# EXERCISE INSTRUCTIONS
Pull every line of the entries that has the word "time".

Web page and app entries
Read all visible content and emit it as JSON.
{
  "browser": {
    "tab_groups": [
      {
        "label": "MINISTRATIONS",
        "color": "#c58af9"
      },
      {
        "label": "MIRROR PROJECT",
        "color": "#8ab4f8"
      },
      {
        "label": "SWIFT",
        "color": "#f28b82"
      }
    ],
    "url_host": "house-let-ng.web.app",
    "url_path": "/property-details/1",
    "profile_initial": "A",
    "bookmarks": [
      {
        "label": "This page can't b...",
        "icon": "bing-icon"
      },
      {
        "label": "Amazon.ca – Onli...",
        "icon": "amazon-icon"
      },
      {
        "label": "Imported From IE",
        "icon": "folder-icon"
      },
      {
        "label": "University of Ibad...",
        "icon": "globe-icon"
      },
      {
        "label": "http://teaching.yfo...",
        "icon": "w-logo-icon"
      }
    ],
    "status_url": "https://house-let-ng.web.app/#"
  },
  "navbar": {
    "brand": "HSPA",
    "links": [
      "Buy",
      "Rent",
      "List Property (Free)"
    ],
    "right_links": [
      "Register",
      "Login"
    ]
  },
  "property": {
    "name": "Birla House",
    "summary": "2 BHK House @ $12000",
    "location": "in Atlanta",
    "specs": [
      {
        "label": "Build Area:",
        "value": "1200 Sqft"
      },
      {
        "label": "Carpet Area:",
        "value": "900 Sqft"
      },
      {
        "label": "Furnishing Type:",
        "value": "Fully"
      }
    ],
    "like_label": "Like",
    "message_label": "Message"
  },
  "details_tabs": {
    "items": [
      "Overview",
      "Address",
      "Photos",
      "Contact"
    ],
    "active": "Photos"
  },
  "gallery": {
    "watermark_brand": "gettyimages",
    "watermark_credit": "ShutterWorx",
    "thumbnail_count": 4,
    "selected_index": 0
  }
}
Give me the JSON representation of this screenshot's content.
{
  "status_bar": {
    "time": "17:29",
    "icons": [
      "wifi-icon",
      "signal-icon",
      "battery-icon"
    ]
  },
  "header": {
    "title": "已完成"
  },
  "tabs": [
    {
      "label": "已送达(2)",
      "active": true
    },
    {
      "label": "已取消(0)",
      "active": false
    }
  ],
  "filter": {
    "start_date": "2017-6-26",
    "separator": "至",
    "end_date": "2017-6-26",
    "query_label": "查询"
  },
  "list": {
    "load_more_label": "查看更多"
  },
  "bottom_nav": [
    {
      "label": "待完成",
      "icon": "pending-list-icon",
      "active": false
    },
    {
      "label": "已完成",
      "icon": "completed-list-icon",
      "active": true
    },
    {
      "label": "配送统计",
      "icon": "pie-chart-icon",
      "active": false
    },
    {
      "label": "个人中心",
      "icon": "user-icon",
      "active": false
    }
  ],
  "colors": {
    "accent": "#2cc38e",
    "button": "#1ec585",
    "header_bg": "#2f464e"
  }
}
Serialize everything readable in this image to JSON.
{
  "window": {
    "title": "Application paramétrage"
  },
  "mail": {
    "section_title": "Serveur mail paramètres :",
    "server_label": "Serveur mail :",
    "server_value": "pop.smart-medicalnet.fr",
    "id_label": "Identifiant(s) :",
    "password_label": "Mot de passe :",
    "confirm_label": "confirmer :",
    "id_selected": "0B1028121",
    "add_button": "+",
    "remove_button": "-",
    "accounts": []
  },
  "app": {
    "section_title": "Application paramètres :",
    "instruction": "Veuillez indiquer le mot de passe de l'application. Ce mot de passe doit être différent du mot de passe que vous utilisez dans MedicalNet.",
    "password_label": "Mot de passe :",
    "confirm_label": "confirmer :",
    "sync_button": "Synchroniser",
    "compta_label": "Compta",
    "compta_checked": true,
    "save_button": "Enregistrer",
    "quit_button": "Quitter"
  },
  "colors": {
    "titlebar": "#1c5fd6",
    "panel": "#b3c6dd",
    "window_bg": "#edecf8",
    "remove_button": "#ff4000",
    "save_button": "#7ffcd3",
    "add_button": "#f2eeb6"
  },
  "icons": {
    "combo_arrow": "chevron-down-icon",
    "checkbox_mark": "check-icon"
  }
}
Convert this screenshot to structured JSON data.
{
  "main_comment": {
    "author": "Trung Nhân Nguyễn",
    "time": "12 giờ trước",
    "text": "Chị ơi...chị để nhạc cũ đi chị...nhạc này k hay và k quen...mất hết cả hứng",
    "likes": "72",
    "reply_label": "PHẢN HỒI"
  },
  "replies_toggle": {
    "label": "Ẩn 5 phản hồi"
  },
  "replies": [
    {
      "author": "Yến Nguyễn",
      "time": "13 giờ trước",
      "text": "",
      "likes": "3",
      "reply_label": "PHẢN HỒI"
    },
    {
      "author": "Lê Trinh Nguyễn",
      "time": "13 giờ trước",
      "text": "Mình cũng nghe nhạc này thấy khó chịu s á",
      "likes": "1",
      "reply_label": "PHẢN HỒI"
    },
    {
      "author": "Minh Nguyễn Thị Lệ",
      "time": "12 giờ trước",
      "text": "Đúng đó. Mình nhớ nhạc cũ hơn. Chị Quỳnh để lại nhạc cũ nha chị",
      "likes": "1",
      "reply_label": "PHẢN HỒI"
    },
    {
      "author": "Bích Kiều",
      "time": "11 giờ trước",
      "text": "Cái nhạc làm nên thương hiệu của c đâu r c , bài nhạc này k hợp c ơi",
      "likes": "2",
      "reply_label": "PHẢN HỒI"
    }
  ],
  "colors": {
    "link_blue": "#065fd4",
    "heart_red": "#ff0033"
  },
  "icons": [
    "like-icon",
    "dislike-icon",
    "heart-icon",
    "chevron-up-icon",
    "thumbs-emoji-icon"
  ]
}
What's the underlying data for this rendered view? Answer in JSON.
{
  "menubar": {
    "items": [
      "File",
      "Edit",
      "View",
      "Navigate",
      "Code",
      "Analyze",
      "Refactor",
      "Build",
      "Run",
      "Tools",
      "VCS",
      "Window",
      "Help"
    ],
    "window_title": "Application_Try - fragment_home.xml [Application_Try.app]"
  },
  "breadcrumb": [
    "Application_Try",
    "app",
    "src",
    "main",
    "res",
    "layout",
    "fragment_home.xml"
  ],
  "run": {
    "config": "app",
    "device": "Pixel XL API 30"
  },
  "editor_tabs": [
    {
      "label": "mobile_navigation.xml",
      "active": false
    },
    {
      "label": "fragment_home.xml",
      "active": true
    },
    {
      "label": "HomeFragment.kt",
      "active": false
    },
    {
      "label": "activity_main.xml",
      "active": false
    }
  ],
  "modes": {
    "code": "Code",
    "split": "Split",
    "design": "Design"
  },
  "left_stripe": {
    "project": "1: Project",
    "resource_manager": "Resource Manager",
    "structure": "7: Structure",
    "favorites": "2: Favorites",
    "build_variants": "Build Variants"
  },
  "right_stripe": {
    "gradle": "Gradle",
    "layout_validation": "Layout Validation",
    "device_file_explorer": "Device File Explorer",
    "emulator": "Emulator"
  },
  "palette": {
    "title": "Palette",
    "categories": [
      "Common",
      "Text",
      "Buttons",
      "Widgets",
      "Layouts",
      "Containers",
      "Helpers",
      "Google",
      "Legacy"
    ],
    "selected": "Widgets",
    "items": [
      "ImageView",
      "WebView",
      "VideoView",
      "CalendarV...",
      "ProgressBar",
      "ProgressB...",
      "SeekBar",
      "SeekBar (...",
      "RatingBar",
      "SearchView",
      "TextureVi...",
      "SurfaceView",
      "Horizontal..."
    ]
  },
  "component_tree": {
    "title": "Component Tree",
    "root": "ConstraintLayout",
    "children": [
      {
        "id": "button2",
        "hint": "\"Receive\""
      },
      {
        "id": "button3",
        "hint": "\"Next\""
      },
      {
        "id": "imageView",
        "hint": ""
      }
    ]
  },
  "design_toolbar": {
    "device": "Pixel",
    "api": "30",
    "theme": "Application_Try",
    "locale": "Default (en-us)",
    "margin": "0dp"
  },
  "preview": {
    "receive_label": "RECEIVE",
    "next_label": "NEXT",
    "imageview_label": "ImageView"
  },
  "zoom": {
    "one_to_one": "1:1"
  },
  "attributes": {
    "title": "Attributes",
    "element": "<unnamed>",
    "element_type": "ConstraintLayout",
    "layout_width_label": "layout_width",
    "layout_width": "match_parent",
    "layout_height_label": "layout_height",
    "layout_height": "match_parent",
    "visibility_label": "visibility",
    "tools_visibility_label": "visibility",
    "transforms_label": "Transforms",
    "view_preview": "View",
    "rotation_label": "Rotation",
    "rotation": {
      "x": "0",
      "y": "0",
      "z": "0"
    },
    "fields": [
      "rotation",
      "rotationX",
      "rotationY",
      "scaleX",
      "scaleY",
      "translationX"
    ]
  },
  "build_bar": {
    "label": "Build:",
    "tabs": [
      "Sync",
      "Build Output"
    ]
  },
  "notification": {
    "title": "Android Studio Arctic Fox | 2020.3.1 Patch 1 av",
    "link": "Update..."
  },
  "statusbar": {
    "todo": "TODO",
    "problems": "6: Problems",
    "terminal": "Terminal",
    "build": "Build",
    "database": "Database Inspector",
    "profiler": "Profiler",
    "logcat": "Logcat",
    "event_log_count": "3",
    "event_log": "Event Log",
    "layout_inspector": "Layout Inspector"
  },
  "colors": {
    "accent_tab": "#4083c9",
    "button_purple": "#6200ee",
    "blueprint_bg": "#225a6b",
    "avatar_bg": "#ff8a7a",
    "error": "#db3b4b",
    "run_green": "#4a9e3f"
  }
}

# ANSWER TO THE PROBLEM
    "time": "17:29",
    "time": "12 giờ trước",
      "time": "13 giờ trước",
      "time": "13 giờ trước",
      "time": "12 giờ trước",
      "time": "11 giờ trước",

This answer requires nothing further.